ü  My Two Cents Worth: You have the right to be dissatisfied about your work conditions and as employee or manager you have responsibilities aimed at improving the work conditions.
ü  Social Exchange and Equity Theory: There are three categories of exchange between individuals and organizations which are: Committed, Calculated and Alienated.
ü  Inequity Theory made by Stacy Adam: People are motivated when they see themselves in risk, or in a position they believe is unfair.
ü  Expectancy Theory also named VIE (Valence, Expectancy, Instrumentality): This theory establishes a connection between the employees` motivation and the certitude of their expectances, the results of the performance are means to satisfy a need. Key elements: effort, performance and reward.
Managers must understand that all motivation theories are not equally good or useful and that there are differences among nations.

In multicultural organizational contexts what could be a good strategy to keep people motivated towards a common task?

In a Multicultural Organization managers cannot assume they understand all employees’ needs. They should recognize the variety of needs that motivate employee behavior and ask employees for input to better understand their needs. Also it is important to have in mind that there is not just one useful or correct motivation theory that is applicable to all organizations.
In this specific case I would recommend Social Exchange and Equity theory because Social exchange theory is a perspective that explains social change and stability as a process of negotiated exchanges between parties and Equity Theory attempts to explain relational satisfaction in terms of perceptions of fair or unfair distributions of resources within interpersonal relationships. Under this Theory “employees seek to maintain equity between the inputs that they bring to a job and the outcomes that they receive from it against the perceived inputs and outcomes of others” (John Stacey Adams, 1965). The belief is that people value fair treatment which causes them to be motivated to keep the fairness maintained within the relationships of their co-workers and the organization.
For all the concepts given above I can conclude that with the use of these Motivation Theories employees in a Multicultural Organization would be motivated towards a common task because all of them want to have an equal treatment and they are willing to have stability and motivation by negotiated exchanges.


·         Nelson, Debra L. and Quick, James Campbell. 2010. OrganisationalBehavior –Science, the Real World, and You. South-Western CengageLearning, Mason, USA. Chapter5

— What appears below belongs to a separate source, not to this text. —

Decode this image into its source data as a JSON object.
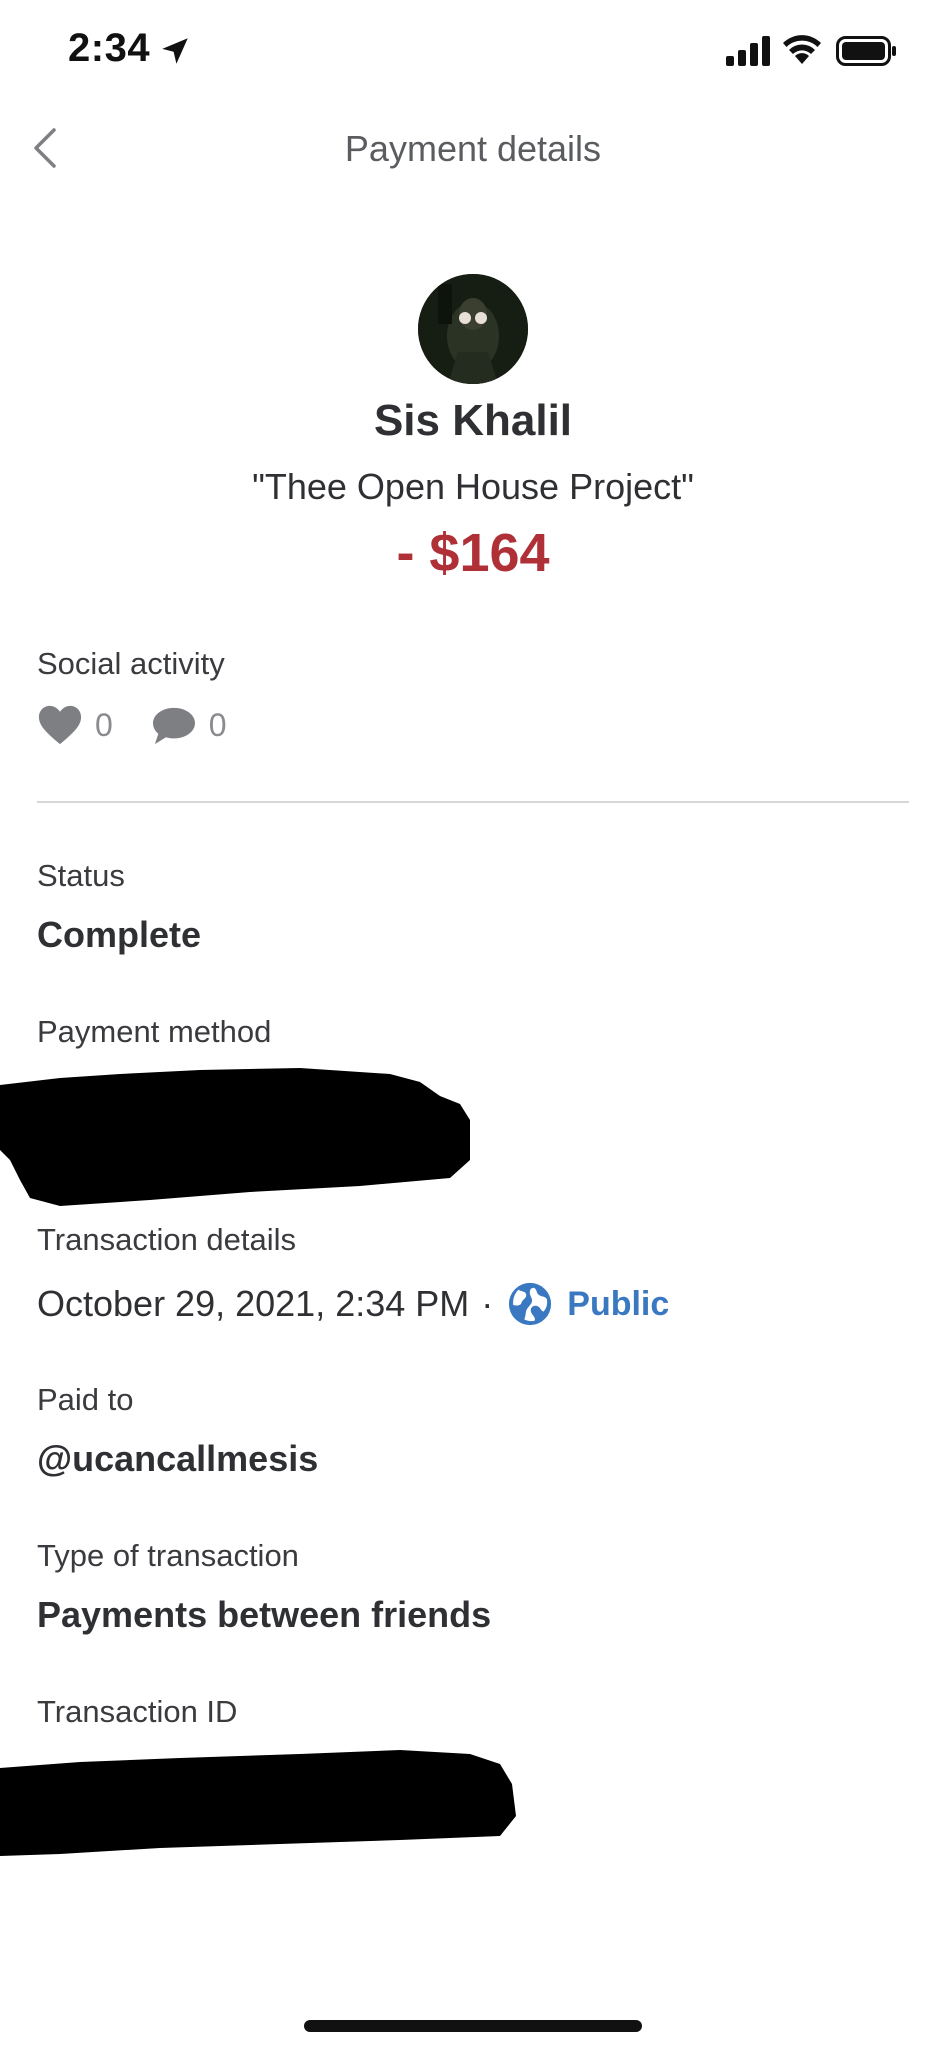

·         Viorel, Lefter, ManolescuAurel, Marinas CristianVirgil, and PuiaRamona Stefania. 2009. "Employees Motivation Theories Developed at an International Level”. Annals of the University of Oradea, Economic Science Series18, no. 4: 324-328.

·         Business Dictionary (2010). Definition of motivation. Retrieved on January the 5th2011 from

·         Chesler, Mark. Confronting the Myths and Dealing with the Realities of Diversity and Multiculturalism on Campus. Diversity Factor; Summer2004, Vol. 12 Issue 3, p5-12, 8p.

·         Zhang, Zhe; Jia, Ming. Using social exchange theory to predict the effects of high-performance human resource practices on corporate entrepreneurship: Evidence from China. Human Resource Management; Jul/Aug2010, Vol. 49 Issue 4, p743-765, 23p, 1 Diagram, 3 Charts, 4 Graphs.

·         Yaqub, Muhammad Zafar; Yaqub, Rana Muhammad Shahid; Nazar, Muhammad Suhail. Dynamics of Motivation in Strategic Networks. European Journal of Economics, Finance & Administrative Sciences; Apr2010, Issue 19, p28-33, 6p